Why the failure of a third force has locked us in a choice between Museveni and Besigye
THE LAST WORD | Andrew M. Mwenda | In debating whether President Yoweri Museveni should go or stay we are not indulging in an abstract theoretical exercise but a challenge of practical politics. We can say Museveni’s government is performing badly, we need to improve it from within; or that it is dysfunctional, we need to change it from without.
It can be improved from within if Museveni chose a successor, which has failed (for now), the last gasp being Amama Mbabazi’s attempt. Alternatively, reformers can join government and help the president perform better. This is problematic. Museveni has been president for 32 years, and is growing old and rigid. He is used to certain ways, which have served him well. That is why he has been in power this long. Asking him to change is futile, except for minor adjustments. This would please few.
The only viable option for real reform is change from without. This leads inevitably to seeking an alternative to Museveni/NRM. But which person/group is best organised and positioned to take over from Museveni/NRM? What are the values, competences and aspirations of this leader/group?This is a troubling question that Ugandan pundits always ignore/avoid.
The leader/group best organised and positioned to take over from Museveni/NRM is Dr KizzaBesigye and his radical extremist wing of the FDC.
Some people talk of a third force! However, the 2016 failure of Mbabazi’s presidential candidature and the defeat of Mugisha Muntuin the 2018 elections for president of FDC are evidence that a third force, however morally appealing this idea feels, has limited appeal in the current circumstances. So dissecting Besigye and his group is a critical factor in the succession debate, however much many want to avoid it.
Like Museveni, Besigye has refused to leave leadership, becoming an opposition presidential candidate for life. Also like Museveni, he says there is no one else to lead the struggle as well as he does.And like Museveni, he has side-lined all the enlightened and moderate leaders of opposition such as AmanyaMushega, Augustine Ruzindana, Abdul Katuntu, Morris Ogenga-Latigo, etc., surrounding himself with people of questionable credentials –Ingrid Turinawe, Wycliffe Bakandonda, Doreen Nyanjuraetc.

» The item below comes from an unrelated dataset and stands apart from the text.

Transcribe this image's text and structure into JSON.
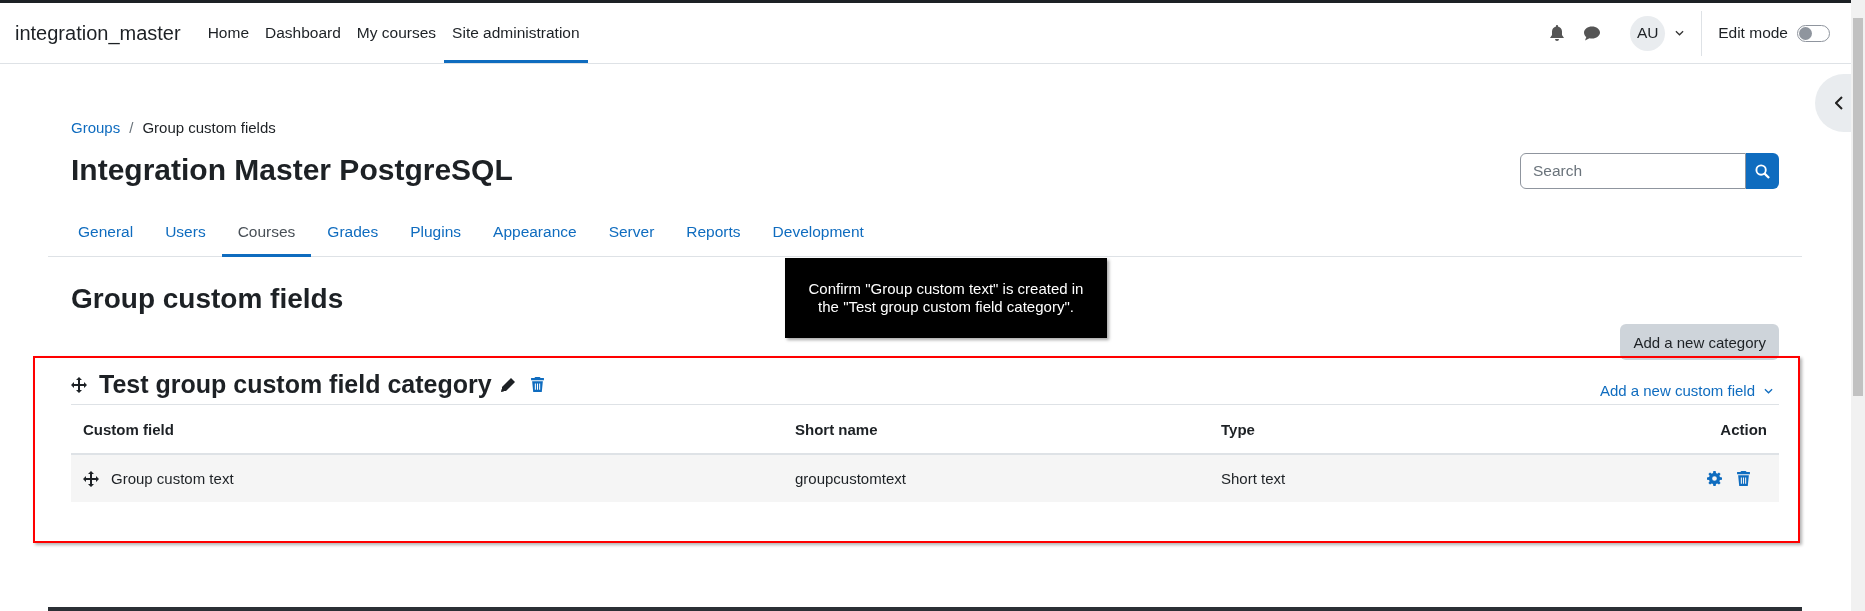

It is possible that Museveni and Besigye are outcomes, not architects, of this particular style of leadership; that their conduct reflects the nature of our society and its politics than their individual character. I am inclined to believe this. But it also means that the struggle for change is a struggle to replace Museveni the person but not his system of rule. If this is the case, thenI find Museveni the better man and NRM the better party compared to Besigye and the radical extremist wing of the FDC.

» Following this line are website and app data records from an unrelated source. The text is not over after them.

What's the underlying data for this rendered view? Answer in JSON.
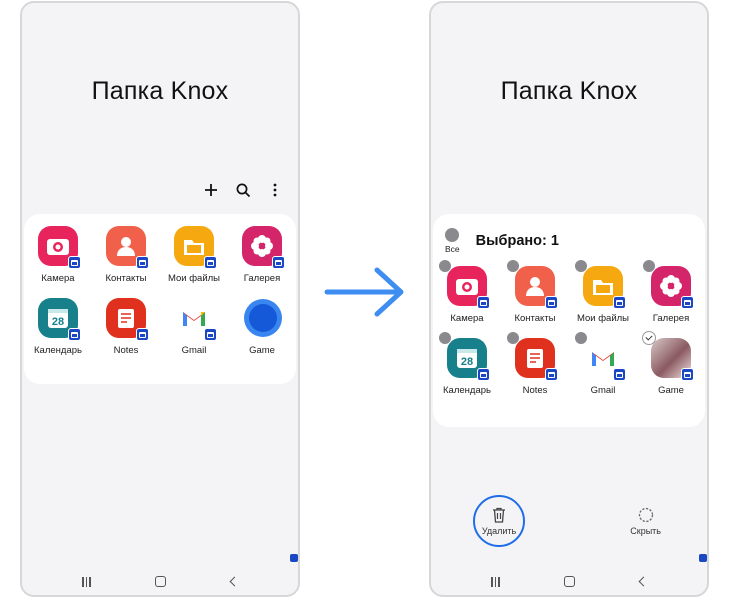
{
  "folder_title": "Папка Knox",
  "toolbar": {
    "add_icon": "plus-icon",
    "search_icon": "search-icon",
    "more_icon": "more-vert-icon"
  },
  "apps": [
    {
      "label": "Камера",
      "color": "#e8245c",
      "icon": "camera-icon"
    },
    {
      "label": "Контакты",
      "color": "#f0604a",
      "icon": "contact-icon"
    },
    {
      "label": "Мои файлы",
      "color": "#f5a810",
      "icon": "folder-icon"
    },
    {
      "label": "Галерея",
      "color": "#d4246a",
      "icon": "flower-icon"
    },
    {
      "label": "Календарь",
      "color": "#17808a",
      "icon": "calendar-icon",
      "day": "28"
    },
    {
      "label": "Notes",
      "color": "#e0301e",
      "icon": "notes-icon"
    },
    {
      "label": "Gmail",
      "color": "#ffffff",
      "icon": "gmail-icon"
    },
    {
      "label": "Game",
      "color": "#1f6ee8",
      "icon": "game-icon"
    }
  ],
  "selection": {
    "all_label": "Все",
    "selected_text": "Выбрано: 1"
  },
  "actions": {
    "delete_label": "Удалить",
    "hide_label": "Скрыть"
  },
  "colors": {
    "accent": "#1f6ee8",
    "knox_badge": "#1a48c4",
    "arrow": "#3d8ef0"
  }
}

Compare the competences of the two men. Museveni confronted worse odds trying to remove Milton Obote from power than Besigye is confronting to remove him. He triumphed because of superior leadership and organisational ability. He was able to build a coherent organisation, rally political and diplomatic support, mobilise logistical supplies, cultivate alliances with powerful social institutions in Uganda like the Catholic Church and the royal families of Toro and Buganda and inspire both elites and the masses to a higher goal and induced them to make huge sacrifices for the cause. That is why he won.
Besigye faces less risks and handicaps. He has freedom to traverse the country and globe to raise money and rally diplomatic support for his cause. Yet he has failed in all his efforts. He has tried elections four times and lost. He claims his votes are stolen and promises it won’t happen again. It happens and he does nothing. He tried armed rebellion and it failed. He has attempted mass insurrection and was defeated. He failed to build FDC into a viable institution. Why should we believe he can build institutions of state and run a successful reformist administration?
The ability to organise people and make them do great things (like bringing down a government) is the best evidence that once in power you can mobilise them to reform the state and make it an effective instrument to serve the common good. If you cannot organise a political party how can you organise a state? Based on this experience,Museveni has much better skills in managing the state and its politics than Besigye.